DIRECTIONS =
Each record is to be written out exactly as it appears.

DATA SHOWN =
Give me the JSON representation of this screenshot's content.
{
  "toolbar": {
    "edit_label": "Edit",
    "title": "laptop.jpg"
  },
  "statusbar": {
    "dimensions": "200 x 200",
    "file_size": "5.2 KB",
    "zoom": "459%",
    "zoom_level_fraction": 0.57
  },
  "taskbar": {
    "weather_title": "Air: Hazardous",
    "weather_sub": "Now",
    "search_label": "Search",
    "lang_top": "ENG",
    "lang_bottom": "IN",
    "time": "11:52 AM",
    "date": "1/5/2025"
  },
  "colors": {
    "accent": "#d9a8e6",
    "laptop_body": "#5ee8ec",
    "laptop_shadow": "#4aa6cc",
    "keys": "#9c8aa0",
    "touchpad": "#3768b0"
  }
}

REPLY TO THE TASK =
Give me the JSON representation of this screenshot's content.
{
  "toolbar": {
    "edit_label": "Edit",
    "title": "laptop.jpg"
  },
  "statusbar": {
    "dimensions": "200 x 200",
    "file_size": "5.2 KB",
    "zoom": "459%",
    "zoom_level_fraction": 0.57
  },
  "taskbar": {
    "weather_title": "Air: Hazardous",
    "weather_sub": "Now",
    "search_label": "Search",
    "lang_top": "ENG",
    "lang_bottom": "IN",
    "time": "11:52 AM",
    "date": "1/5/2025"
  },
  "colors": {
    "accent": "#d9a8e6",
    "laptop_body": "#5ee8ec",
    "laptop_shadow": "#4aa6cc",
    "keys": "#9c8aa0",
    "touchpad": "#3768b0"
  }
}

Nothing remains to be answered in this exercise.